*Work instructions*
Without including any pictures, write out all the records word for word.

Items from an interface collection:
%%

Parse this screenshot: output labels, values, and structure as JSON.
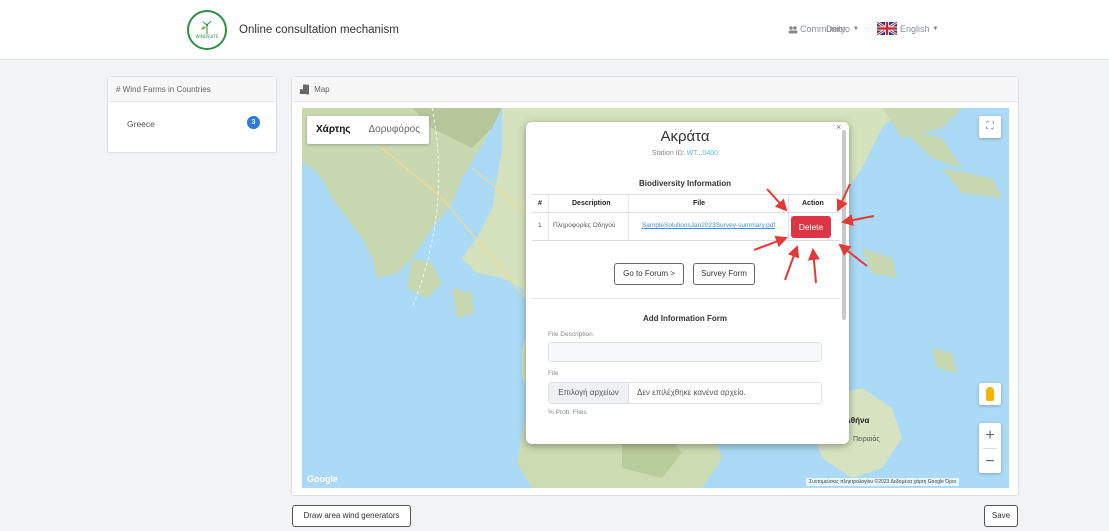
{
  "navbar": {
    "logo_text": "WINDSUITE",
    "brand": "Online consultation mechanism",
    "community": "Community",
    "demo": "Demo",
    "language": "English"
  },
  "sidebar": {
    "title": "# Wind Farms in Countries",
    "items": [
      {
        "label": "Greece",
        "count": "3"
      }
    ]
  },
  "map_card": {
    "title": "Map",
    "map_types": [
      "Χάρτης",
      "Δορυφόρος"
    ],
    "labels": {
      "athens": "Αθήνα",
      "piraeus": "Πειραιάς"
    },
    "google": "Google",
    "attribution": "Συντομεύσεις πληκτρολογίου  ©2023 Δεδομένα χάρτη Google  Όροι"
  },
  "popup": {
    "title": "Ακράτα",
    "station_label": "Station ID:",
    "station_id": "WT...0400",
    "bio_title": "Biodiversity Information",
    "columns": [
      "#",
      "Description",
      "File",
      "Action"
    ],
    "rows": [
      {
        "num": "1",
        "description": "Πληροφορίες Οδηγού",
        "file": "SampleSolutionsJan2023Survey-summary.pdf",
        "action": "Delete"
      }
    ],
    "forum_button": "Go to Forum >",
    "survey_button": "Survey Form",
    "add_title": "Add Information Form",
    "file_description_label": "File Description",
    "file_label": "File",
    "choose_files": "Επιλογή αρχείων",
    "no_file": "Δεν επιλέχθηκε κανένα αρχείο.",
    "next_label": "% Prob. Files"
  },
  "bottom": {
    "draw_button": "Draw area wind generators",
    "save_button": "Save"
  }
}
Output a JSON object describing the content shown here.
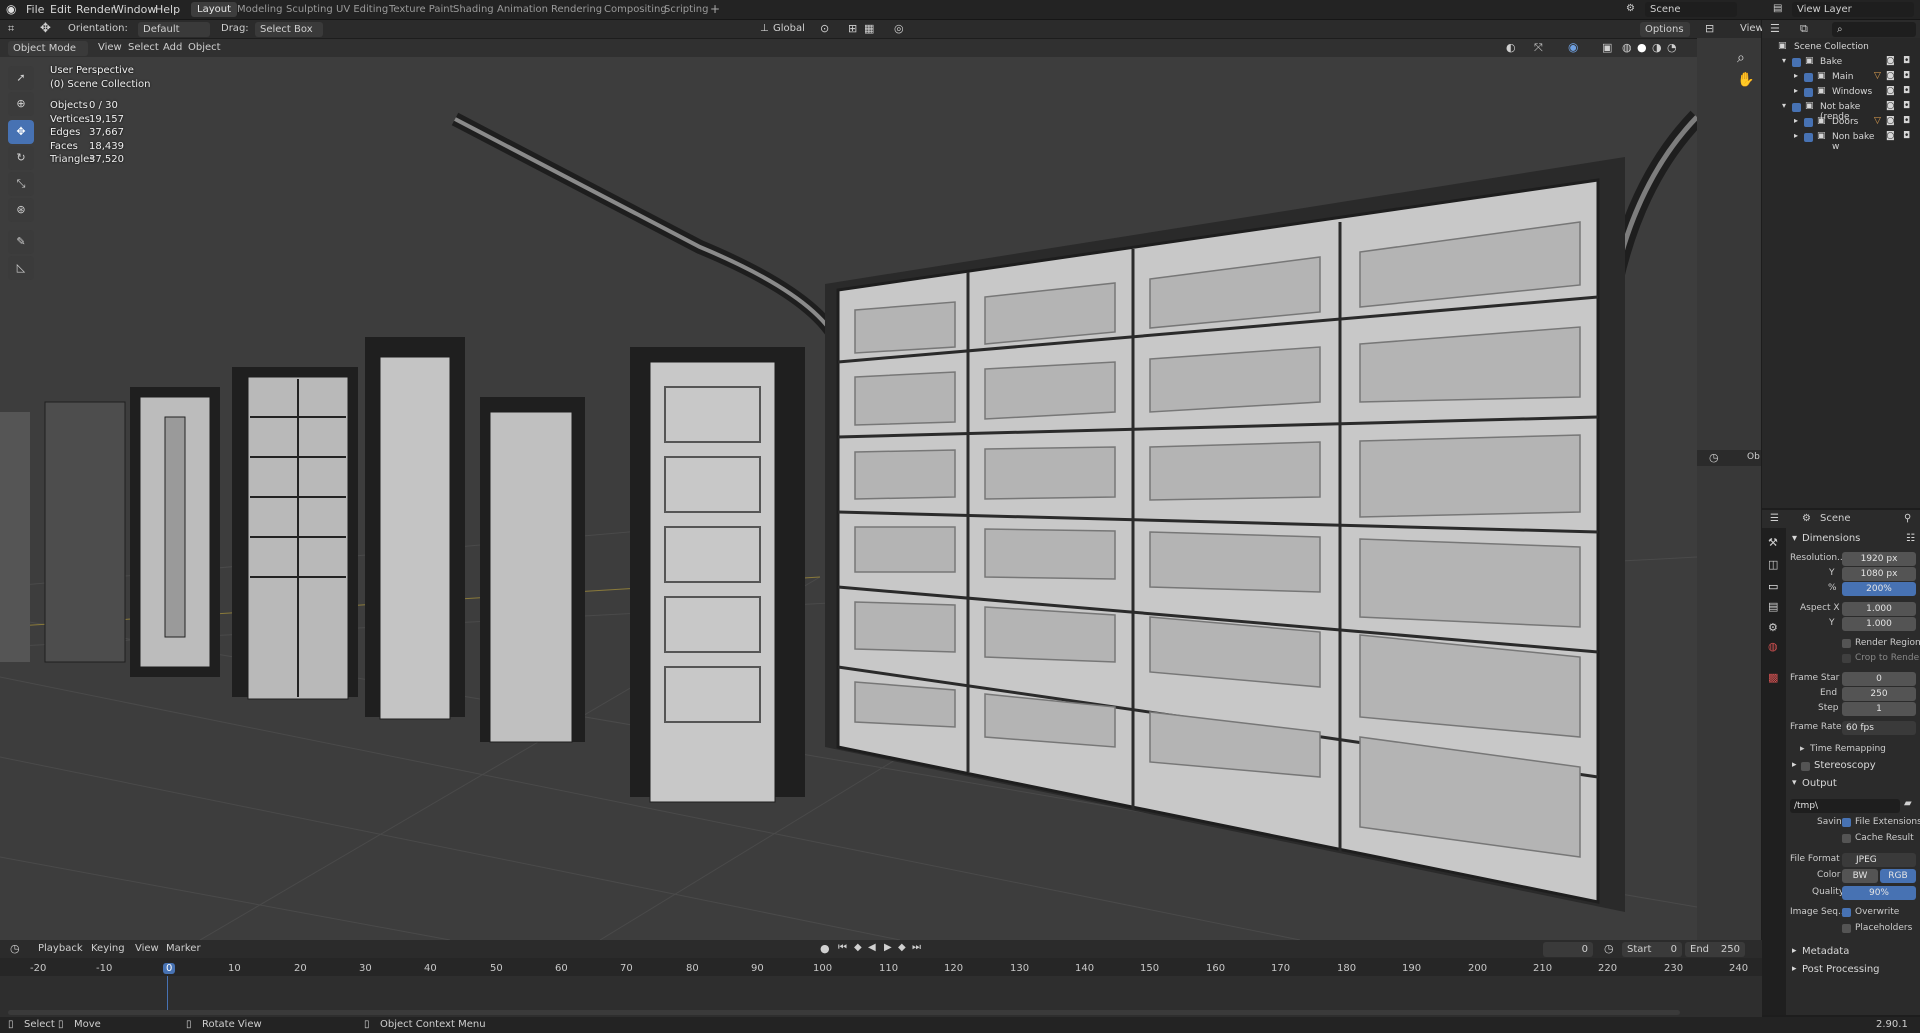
{
  "colors": {
    "accent": "#4772b3",
    "viewport_bg": "#3d3d3d",
    "panel_bg": "#2b2b2b"
  },
  "menu": {
    "file": "File",
    "edit": "Edit",
    "render": "Render",
    "window": "Window",
    "help": "Help"
  },
  "workspaces": [
    "Layout",
    "Modeling",
    "Sculpting",
    "UV Editing",
    "Texture Paint",
    "Shading",
    "Animation",
    "Rendering",
    "Compositing",
    "Scripting"
  ],
  "top_right": {
    "scene": "Scene",
    "view_layer": "View Layer"
  },
  "tool_header": {
    "orientation_label": "Orientation:",
    "orientation_value": "Default",
    "drag_label": "Drag:",
    "drag_value": "Select Box",
    "transform_orientation": "Global",
    "options": "Options"
  },
  "viewport_header": {
    "mode": "Object Mode",
    "view": "View",
    "select": "Select",
    "add": "Add",
    "object": "Object"
  },
  "overlay": {
    "perspective": "User Perspective",
    "collection": "(0) Scene Collection",
    "stats": [
      {
        "label": "Objects",
        "value": "0 / 30"
      },
      {
        "label": "Vertices",
        "value": "19,157"
      },
      {
        "label": "Edges",
        "value": "37,667"
      },
      {
        "label": "Faces",
        "value": "18,439"
      },
      {
        "label": "Triangles",
        "value": "37,520"
      }
    ]
  },
  "outliner": {
    "root": "Scene Collection",
    "view_label": "View",
    "items": [
      {
        "label": "Bake"
      },
      {
        "label": "Main"
      },
      {
        "label": "Windows"
      },
      {
        "label": "Not bake (rende"
      },
      {
        "label": "Doors"
      },
      {
        "label": "Non bake w"
      }
    ]
  },
  "properties": {
    "context": "Scene",
    "dimensions": "Dimensions",
    "resolution_label": "Resolution...",
    "res_x": "1920 px",
    "y_label": "Y",
    "res_y": "1080 px",
    "pct_label": "%",
    "res_pct": "200%",
    "aspect_label": "Aspect X",
    "aspect_x": "1.000",
    "aspect_y": "1.000",
    "render_region": "Render Region",
    "crop": "Crop to Rende...",
    "frame_start_label": "Frame Star",
    "frame_start": "0",
    "end_label": "End",
    "frame_end": "250",
    "step_label": "Step",
    "step": "1",
    "frame_rate_label": "Frame Rate",
    "frame_rate": "60 fps",
    "time_remapping": "Time Remapping",
    "stereoscopy": "Stereoscopy",
    "output": "Output",
    "path": "/tmp\\",
    "saving_label": "Saving",
    "file_extensions": "File Extensions",
    "cache_result": "Cache Result",
    "file_format_label": "File Format",
    "file_format": "JPEG",
    "color_label": "Color",
    "bw": "BW",
    "rgb": "RGB",
    "quality_label": "Quality",
    "quality": "90%",
    "image_seq_label": "Image Seq...",
    "overwrite": "Overwrite",
    "placeholders": "Placeholders",
    "metadata": "Metadata",
    "post_processing": "Post Processing"
  },
  "timeline": {
    "playback": "Playback",
    "keying": "Keying",
    "view": "View",
    "marker": "Marker",
    "current_frame": "0",
    "start_label": "Start",
    "start": "0",
    "end_label": "End",
    "end": "250",
    "ticks": [
      "-20",
      "-10",
      "0",
      "10",
      "20",
      "30",
      "40",
      "50",
      "60",
      "70",
      "80",
      "90",
      "100",
      "110",
      "120",
      "130",
      "140",
      "150",
      "160",
      "170",
      "180",
      "190",
      "200",
      "210",
      "220",
      "230",
      "240"
    ]
  },
  "statusbar": {
    "select": "Select",
    "move": "Move",
    "rotate": "Rotate View",
    "context_menu": "Object Context Menu",
    "version": "2.90.1"
  },
  "side_header": {
    "object_short": "Ob"
  }
}
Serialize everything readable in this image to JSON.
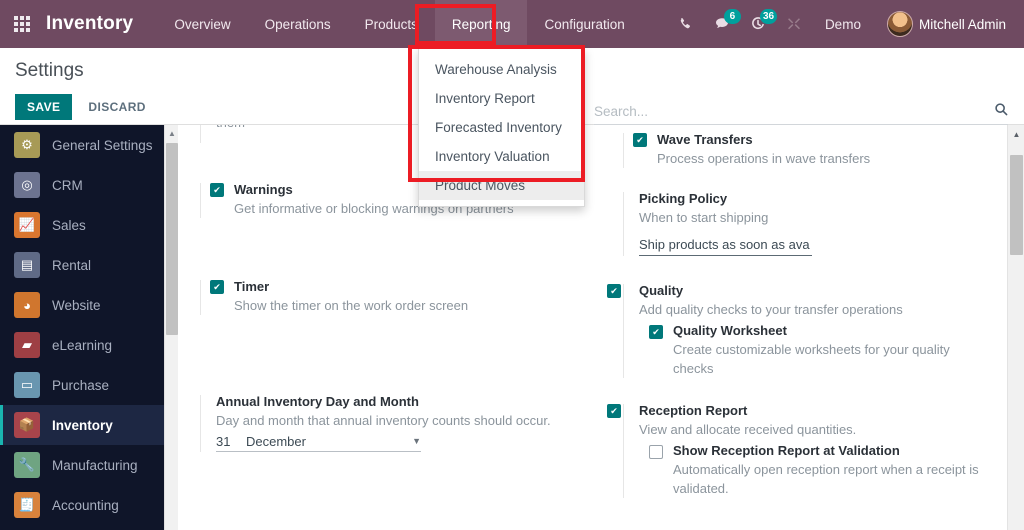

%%

*Written reply*
Parse this screenshot: output labels, values, and structure as JSON.
{
  "navbar": {
    "logo_text": "WINDSUITE",
    "brand": "Online consultation mechanism",
    "community": "Community",
    "demo": "Demo",
    "language": "English"
  },
  "sidebar": {
    "title": "# Wind Farms in Countries",
    "items": [
      {
        "label": "Greece",
        "count": "3"
      }
    ]
  },
  "map_card": {
    "title": "Map",
    "map_types": [
      "Χάρτης",
      "Δορυφόρος"
    ],
    "labels": {
      "athens": "Αθήνα",
      "piraeus": "Πειραιάς"
    },
    "google": "Google",
    "attribution": "Συντομεύσεις πληκτρολογίου  ©2023 Δεδομένα χάρτη Google  Όροι"
  },
  "popup": {
    "title": "Ακράτα",
    "station_label": "Station ID:",
    "station_id": "WT...0400",
    "bio_title": "Biodiversity Information",
    "columns": [
      "#",
      "Description",
      "File",
      "Action"
    ],
    "rows": [
      {
        "num": "1",
        "description": "Πληροφορίες Οδηγού",
        "file": "SampleSolutionsJan2023Survey-summary.pdf",
        "action": "Delete"
      }
    ],
    "forum_button": "Go to Forum >",
    "survey_button": "Survey Form",
    "add_title": "Add Information Form",
    "file_description_label": "File Description",
    "file_label": "File",
    "choose_files": "Επιλογή αρχείων",
    "no_file": "Δεν επιλέχθηκε κανένα αρχείο.",
    "next_label": "% Prob. Files"
  },
  "bottom": {
    "draw_button": "Draw area wind generators",
    "save_button": "Save"
  }
}
Output a JSON object describing the content shown here.
{
  "colors": {
    "accent": "#4772b3",
    "viewport_bg": "#3d3d3d",
    "panel_bg": "#2b2b2b"
  },
  "menu": {
    "file": "File",
    "edit": "Edit",
    "render": "Render",
    "window": "Window",
    "help": "Help"
  },
  "workspaces": [
    "Layout",
    "Modeling",
    "Sculpting",
    "UV Editing",
    "Texture Paint",
    "Shading",
    "Animation",
    "Rendering",
    "Compositing",
    "Scripting"
  ],
  "top_right": {
    "scene": "Scene",
    "view_layer": "View Layer"
  },
  "tool_header": {
    "orientation_label": "Orientation:",
    "orientation_value": "Default",
    "drag_label": "Drag:",
    "drag_value": "Select Box",
    "transform_orientation": "Global",
    "options": "Options"
  },
  "viewport_header": {
    "mode": "Object Mode",
    "view": "View",
    "select": "Select",
    "add": "Add",
    "object": "Object"
  },
  "overlay": {
    "perspective": "User Perspective",
    "collection": "(0) Scene Collection",
    "stats": [
      {
        "label": "Objects",
        "value": "0 / 30"
      },
      {
        "label": "Vertices",
        "value": "19,157"
      },
      {
        "label": "Edges",
        "value": "37,667"
      },
      {
        "label": "Faces",
        "value": "18,439"
      },
      {
        "label": "Triangles",
        "value": "37,520"
      }
    ]
  },
  "outliner": {
    "root": "Scene Collection",
    "view_label": "View",
    "items": [
      {
        "label": "Bake"
      },
      {
        "label": "Main"
      },
      {
        "label": "Windows"
      },
      {
        "label": "Not bake (rende"
      },
      {
        "label": "Doors"
      },
      {
        "label": "Non bake w"
      }
    ]
  },
  "properties": {
    "context": "Scene",
    "dimensions": "Dimensions",
    "resolution_label": "Resolution...",
    "res_x": "1920 px",
    "y_label": "Y",
    "res_y": "1080 px",
    "pct_label": "%",
    "res_pct": "200%",
    "aspect_label": "Aspect X",
    "aspect_x": "1.000",
    "aspect_y": "1.000",
    "render_region": "Render Region",
    "crop": "Crop to Rende...",
    "frame_start_label": "Frame Star",
    "frame_start": "0",
    "end_label": "End",
    "frame_end": "250",
    "step_label": "Step",
    "step": "1",
    "frame_rate_label": "Frame Rate",
    "frame_rate": "60 fps",
    "time_remapping": "Time Remapping",
    "stereoscopy": "Stereoscopy",
    "output": "Output",
    "path": "/tmp\\",
    "saving_label": "Saving",
    "file_extensions": "File Extensions",
    "cache_result": "Cache Result",
    "file_format_label": "File Format",
    "file_format": "JPEG",
    "color_label": "Color",
    "bw": "BW",
    "rgb": "RGB",
    "quality_label": "Quality",
    "quality": "90%",
    "image_seq_label": "Image Seq...",
    "overwrite": "Overwrite",
    "placeholders": "Placeholders",
    "metadata": "Metadata",
    "post_processing": "Post Processing"
  },
  "timeline": {
    "playback": "Playback",
    "keying": "Keying",
    "view": "View",
    "marker": "Marker",
    "current_frame": "0",
    "start_label": "Start",
    "start": "0",
    "end_label": "End",
    "end": "250",
    "ticks": [
      "-20",
      "-10",
      "0",
      "10",
      "20",
      "30",
      "40",
      "50",
      "60",
      "70",
      "80",
      "90",
      "100",
      "110",
      "120",
      "130",
      "140",
      "150",
      "160",
      "170",
      "180",
      "190",
      "200",
      "210",
      "220",
      "230",
      "240"
    ]
  },
  "statusbar": {
    "select": "Select",
    "move": "Move",
    "rotate": "Rotate View",
    "context_menu": "Object Context Menu",
    "version": "2.90.1"
  },
  "side_header": {
    "object_short": "Ob"
  }
}
Serialize everything readable in this image to JSON.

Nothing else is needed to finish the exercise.